**WHAT THE TASK REQUIRES:**
Restate, word for word, each entry that follows, but skip its pictures.
____ RECORDS FOR THE TASK
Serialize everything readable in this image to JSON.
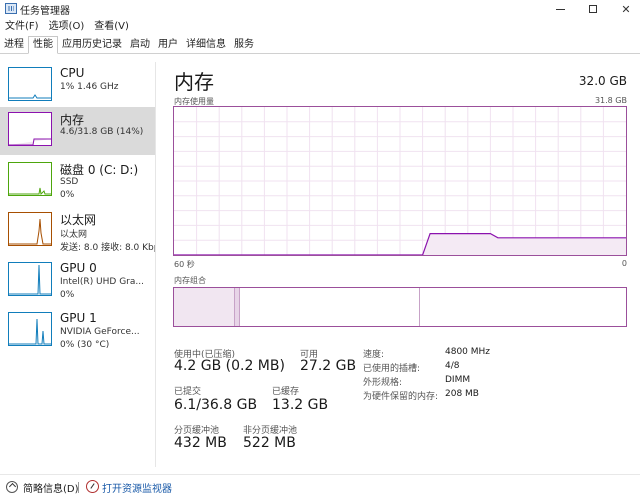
{
  "window": {
    "title": "任务管理器",
    "minimize_icon": "minimize-icon",
    "maximize_icon": "maximize-icon",
    "close_glyph": "✕"
  },
  "menu": [
    "文件(F)",
    "选项(O)",
    "查看(V)"
  ],
  "tabs": [
    {
      "label": "进程",
      "active": false
    },
    {
      "label": "性能",
      "active": true
    },
    {
      "label": "应用历史记录",
      "active": false
    },
    {
      "label": "启动",
      "active": false
    },
    {
      "label": "用户",
      "active": false
    },
    {
      "label": "详细信息",
      "active": false
    },
    {
      "label": "服务",
      "active": false
    }
  ],
  "sidebar": {
    "items": [
      {
        "title": "CPU",
        "line1": "1% 1.46 GHz",
        "line2": "",
        "color": "#117dbb",
        "selected": false
      },
      {
        "title": "内存",
        "line1": "4.6/31.8 GB (14%)",
        "line2": "",
        "color": "#8b12ae",
        "selected": true
      },
      {
        "title": "磁盘 0 (C: D:)",
        "line1": "SSD",
        "line2": "0%",
        "color": "#4da60c",
        "selected": false
      },
      {
        "title": "以太网",
        "line1": "以太网",
        "line2": "发送: 8.0  接收: 8.0 Kbp",
        "color": "#a74f01",
        "selected": false
      },
      {
        "title": "GPU 0",
        "line1": "Intel(R) UHD Gra...",
        "line2": "0%",
        "color": "#117dbb",
        "selected": false
      },
      {
        "title": "GPU 1",
        "line1": "NVIDIA GeForce...",
        "line2": "0% (30 °C)",
        "color": "#117dbb",
        "selected": false
      }
    ]
  },
  "main": {
    "title": "内存",
    "capacity": "32.0 GB",
    "usage_label": "内存使用量",
    "usage_max": "31.8 GB",
    "axis_left": "60 秒",
    "axis_right": "0",
    "composition_label": "内存组合",
    "accent": "#8b12ae"
  },
  "chart_data": {
    "type": "area",
    "title": "",
    "xlabel": "",
    "ylabel": "",
    "x_range_seconds": [
      60,
      0
    ],
    "ylim": [
      0,
      31.8
    ],
    "series": [
      {
        "name": "",
        "x": [
          60,
          27,
          26,
          18,
          17,
          0
        ],
        "values": [
          0,
          0,
          4.6,
          4.6,
          3.7,
          3.7
        ]
      }
    ]
  },
  "stats": {
    "in_use_label": "使用中(已压缩)",
    "in_use_value": "4.2 GB (0.2 MB)",
    "available_label": "可用",
    "available_value": "27.2 GB",
    "committed_label": "已提交",
    "committed_value": "6.1/36.8 GB",
    "cached_label": "已缓存",
    "cached_value": "13.2 GB",
    "paged_label": "分页缓冲池",
    "paged_value": "432 MB",
    "nonpaged_label": "非分页缓冲池",
    "nonpaged_value": "522 MB"
  },
  "specs": [
    {
      "label": "速度:",
      "value": "4800 MHz"
    },
    {
      "label": "已使用的插槽:",
      "value": "4/8"
    },
    {
      "label": "外形规格:",
      "value": "DIMM"
    },
    {
      "label": "为硬件保留的内存:",
      "value": "208 MB"
    }
  ],
  "bottom": {
    "fewer_details": "简略信息(D)",
    "resource_monitor": "打开资源监视器"
  }
}
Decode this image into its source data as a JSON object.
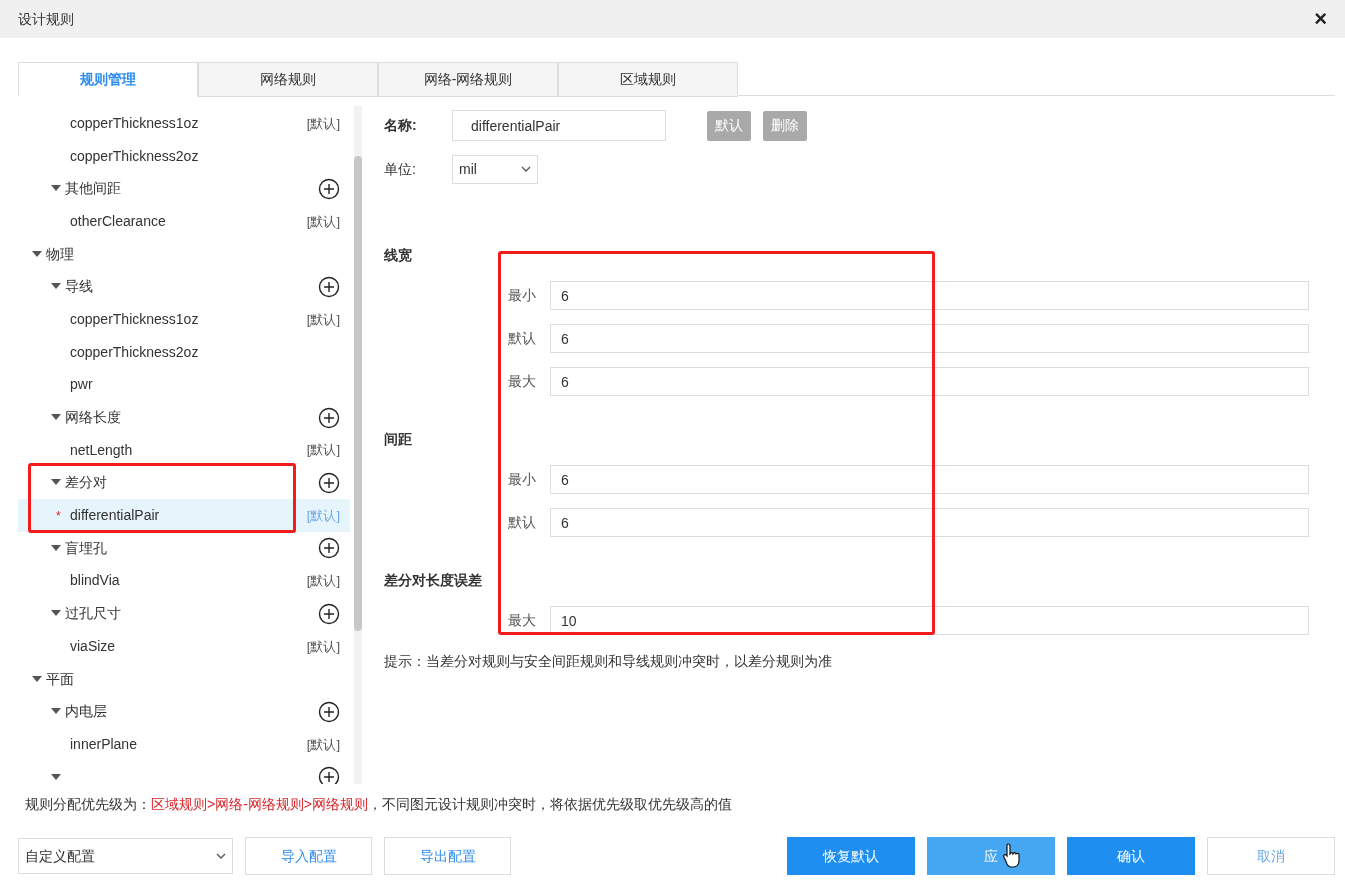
{
  "window": {
    "title": "设计规则",
    "close": "×"
  },
  "tabs": [
    {
      "label": "规则管理",
      "selected": true
    },
    {
      "label": "网络规则",
      "selected": false
    },
    {
      "label": "网络-网络规则",
      "selected": false
    },
    {
      "label": "区域规则",
      "selected": false
    }
  ],
  "tree": [
    {
      "children": [
        {
          "children": [
            {
              "label": "copperThickness1oz",
              "tag": "[默认]",
              "selected": false
            },
            {
              "label": "copperThickness2oz",
              "selected": false
            }
          ]
        },
        {
          "label": "其他间距",
          "expanded": true,
          "addable": true,
          "children": [
            {
              "label": "otherClearance",
              "tag": "[默认]",
              "selected": false
            }
          ]
        }
      ]
    },
    {
      "label": "物理",
      "expanded": true,
      "children": [
        {
          "label": "导线",
          "expanded": true,
          "addable": true,
          "children": [
            {
              "label": "copperThickness1oz",
              "tag": "[默认]",
              "selected": false
            },
            {
              "label": "copperThickness2oz",
              "selected": false
            },
            {
              "label": "pwr",
              "selected": false
            }
          ]
        },
        {
          "label": "网络长度",
          "expanded": true,
          "addable": true,
          "children": [
            {
              "label": "netLength",
              "tag": "[默认]",
              "selected": false
            }
          ]
        },
        {
          "label": "差分对",
          "expanded": true,
          "addable": true,
          "children": [
            {
              "label": "differentialPair",
              "tag": "[默认]",
              "selected": true,
              "marker": "*"
            }
          ]
        },
        {
          "label": "盲埋孔",
          "expanded": true,
          "addable": true,
          "children": [
            {
              "label": "blindVia",
              "tag": "[默认]",
              "selected": false
            }
          ]
        },
        {
          "label": "过孔尺寸",
          "expanded": true,
          "addable": true,
          "children": [
            {
              "label": "viaSize",
              "tag": "[默认]",
              "selected": false
            }
          ]
        }
      ]
    },
    {
      "label": "平面",
      "expanded": true,
      "children": [
        {
          "label": "内电层",
          "expanded": true,
          "addable": true,
          "children": [
            {
              "label": "innerPlane",
              "tag": "[默认]",
              "selected": false
            }
          ]
        },
        {
          "expanded": true,
          "addable": true
        }
      ]
    }
  ],
  "form": {
    "name_label": "名称:",
    "name_value": "differentialPair",
    "actions": [
      {
        "label": "默认",
        "disabled": true
      },
      {
        "label": "删除",
        "disabled": true
      }
    ],
    "unit_label": "单位:",
    "unit_value": "mil",
    "sections": [
      {
        "title": "线宽",
        "fields": [
          {
            "label": "最小",
            "value": "6"
          },
          {
            "label": "默认",
            "value": "6"
          },
          {
            "label": "最大",
            "value": "6"
          }
        ]
      },
      {
        "title": "间距",
        "fields": [
          {
            "label": "最小",
            "value": "6"
          },
          {
            "label": "默认",
            "value": "6"
          }
        ]
      },
      {
        "title": "差分对长度误差",
        "fields": [
          {
            "label": "最大",
            "value": "10"
          }
        ]
      }
    ],
    "hint": "提示：当差分对规则与安全间距规则和导线规则冲突时，以差分规则为准"
  },
  "priority_note": [
    {
      "text": "规则分配优先级为：",
      "emphasis": false
    },
    {
      "text": "区域规则>网络-网络规则>网络规则",
      "emphasis": true
    },
    {
      "text": "，不同图元设计规则冲突时，将依据优先级取优先级高的值",
      "emphasis": false
    }
  ],
  "footer": {
    "config_select": "自定义配置",
    "left_buttons": [
      "导入配置",
      "导出配置"
    ],
    "right_buttons": [
      {
        "label": "恢复默认",
        "kind": "primary"
      },
      {
        "label": "应",
        "kind": "hover"
      },
      {
        "label": "确认",
        "kind": "primary"
      },
      {
        "label": "取消",
        "kind": "outline"
      }
    ]
  }
}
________
**ANSWER SECTION:**
Serialize everything readable in this image to JSON.
{
  "window": {
    "title": "任务管理器",
    "minimize_icon": "minimize-icon",
    "maximize_icon": "maximize-icon",
    "close_glyph": "✕"
  },
  "menu": [
    "文件(F)",
    "选项(O)",
    "查看(V)"
  ],
  "tabs": [
    {
      "label": "进程",
      "active": false
    },
    {
      "label": "性能",
      "active": true
    },
    {
      "label": "应用历史记录",
      "active": false
    },
    {
      "label": "启动",
      "active": false
    },
    {
      "label": "用户",
      "active": false
    },
    {
      "label": "详细信息",
      "active": false
    },
    {
      "label": "服务",
      "active": false
    }
  ],
  "sidebar": {
    "items": [
      {
        "title": "CPU",
        "line1": "1% 1.46 GHz",
        "line2": "",
        "color": "#117dbb",
        "selected": false
      },
      {
        "title": "内存",
        "line1": "4.6/31.8 GB (14%)",
        "line2": "",
        "color": "#8b12ae",
        "selected": true
      },
      {
        "title": "磁盘 0 (C: D:)",
        "line1": "SSD",
        "line2": "0%",
        "color": "#4da60c",
        "selected": false
      },
      {
        "title": "以太网",
        "line1": "以太网",
        "line2": "发送: 8.0  接收: 8.0 Kbp",
        "color": "#a74f01",
        "selected": false
      },
      {
        "title": "GPU 0",
        "line1": "Intel(R) UHD Gra...",
        "line2": "0%",
        "color": "#117dbb",
        "selected": false
      },
      {
        "title": "GPU 1",
        "line1": "NVIDIA GeForce...",
        "line2": "0% (30 °C)",
        "color": "#117dbb",
        "selected": false
      }
    ]
  },
  "main": {
    "title": "内存",
    "capacity": "32.0 GB",
    "usage_label": "内存使用量",
    "usage_max": "31.8 GB",
    "axis_left": "60 秒",
    "axis_right": "0",
    "composition_label": "内存组合",
    "accent": "#8b12ae"
  },
  "chart_data": {
    "type": "area",
    "title": "",
    "xlabel": "",
    "ylabel": "",
    "x_range_seconds": [
      60,
      0
    ],
    "ylim": [
      0,
      31.8
    ],
    "series": [
      {
        "name": "",
        "x": [
          60,
          27,
          26,
          18,
          17,
          0
        ],
        "values": [
          0,
          0,
          4.6,
          4.6,
          3.7,
          3.7
        ]
      }
    ]
  },
  "stats": {
    "in_use_label": "使用中(已压缩)",
    "in_use_value": "4.2 GB (0.2 MB)",
    "available_label": "可用",
    "available_value": "27.2 GB",
    "committed_label": "已提交",
    "committed_value": "6.1/36.8 GB",
    "cached_label": "已缓存",
    "cached_value": "13.2 GB",
    "paged_label": "分页缓冲池",
    "paged_value": "432 MB",
    "nonpaged_label": "非分页缓冲池",
    "nonpaged_value": "522 MB"
  },
  "specs": [
    {
      "label": "速度:",
      "value": "4800 MHz"
    },
    {
      "label": "已使用的插槽:",
      "value": "4/8"
    },
    {
      "label": "外形规格:",
      "value": "DIMM"
    },
    {
      "label": "为硬件保留的内存:",
      "value": "208 MB"
    }
  ],
  "bottom": {
    "fewer_details": "简略信息(D)",
    "resource_monitor": "打开资源监视器"
  }
}
Decode this image into its source data as a JSON object.
{
  "window": {
    "title": "设计规则",
    "close": "×"
  },
  "tabs": [
    {
      "label": "规则管理",
      "selected": true
    },
    {
      "label": "网络规则",
      "selected": false
    },
    {
      "label": "网络-网络规则",
      "selected": false
    },
    {
      "label": "区域规则",
      "selected": false
    }
  ],
  "tree": [
    {
      "children": [
        {
          "children": [
            {
              "label": "copperThickness1oz",
              "tag": "[默认]",
              "selected": false
            },
            {
              "label": "copperThickness2oz",
              "selected": false
            }
          ]
        },
        {
          "label": "其他间距",
          "expanded": true,
          "addable": true,
          "children": [
            {
              "label": "otherClearance",
              "tag": "[默认]",
              "selected": false
            }
          ]
        }
      ]
    },
    {
      "label": "物理",
      "expanded": true,
      "children": [
        {
          "label": "导线",
          "expanded": true,
          "addable": true,
          "children": [
            {
              "label": "copperThickness1oz",
              "tag": "[默认]",
              "selected": false
            },
            {
              "label": "copperThickness2oz",
              "selected": false
            },
            {
              "label": "pwr",
              "selected": false
            }
          ]
        },
        {
          "label": "网络长度",
          "expanded": true,
          "addable": true,
          "children": [
            {
              "label": "netLength",
              "tag": "[默认]",
              "selected": false
            }
          ]
        },
        {
          "label": "差分对",
          "expanded": true,
          "addable": true,
          "children": [
            {
              "label": "differentialPair",
              "tag": "[默认]",
              "selected": true,
              "marker": "*"
            }
          ]
        },
        {
          "label": "盲埋孔",
          "expanded": true,
          "addable": true,
          "children": [
            {
              "label": "blindVia",
              "tag": "[默认]",
              "selected": false
            }
          ]
        },
        {
          "label": "过孔尺寸",
          "expanded": true,
          "addable": true,
          "children": [
            {
              "label": "viaSize",
              "tag": "[默认]",
              "selected": false
            }
          ]
        }
      ]
    },
    {
      "label": "平面",
      "expanded": true,
      "children": [
        {
          "label": "内电层",
          "expanded": true,
          "addable": true,
          "children": [
            {
              "label": "innerPlane",
              "tag": "[默认]",
              "selected": false
            }
          ]
        },
        {
          "expanded": true,
          "addable": true
        }
      ]
    }
  ],
  "form": {
    "name_label": "名称:",
    "name_value": "differentialPair",
    "actions": [
      {
        "label": "默认",
        "disabled": true
      },
      {
        "label": "删除",
        "disabled": true
      }
    ],
    "unit_label": "单位:",
    "unit_value": "mil",
    "sections": [
      {
        "title": "线宽",
        "fields": [
          {
            "label": "最小",
            "value": "6"
          },
          {
            "label": "默认",
            "value": "6"
          },
          {
            "label": "最大",
            "value": "6"
          }
        ]
      },
      {
        "title": "间距",
        "fields": [
          {
            "label": "最小",
            "value": "6"
          },
          {
            "label": "默认",
            "value": "6"
          }
        ]
      },
      {
        "title": "差分对长度误差",
        "fields": [
          {
            "label": "最大",
            "value": "10"
          }
        ]
      }
    ],
    "hint": "提示：当差分对规则与安全间距规则和导线规则冲突时，以差分规则为准"
  },
  "priority_note": [
    {
      "text": "规则分配优先级为：",
      "emphasis": false
    },
    {
      "text": "区域规则>网络-网络规则>网络规则",
      "emphasis": true
    },
    {
      "text": "，不同图元设计规则冲突时，将依据优先级取优先级高的值",
      "emphasis": false
    }
  ],
  "footer": {
    "config_select": "自定义配置",
    "left_buttons": [
      "导入配置",
      "导出配置"
    ],
    "right_buttons": [
      {
        "label": "恢复默认",
        "kind": "primary"
      },
      {
        "label": "应",
        "kind": "hover"
      },
      {
        "label": "确认",
        "kind": "primary"
      },
      {
        "label": "取消",
        "kind": "outline"
      }
    ]
  }
}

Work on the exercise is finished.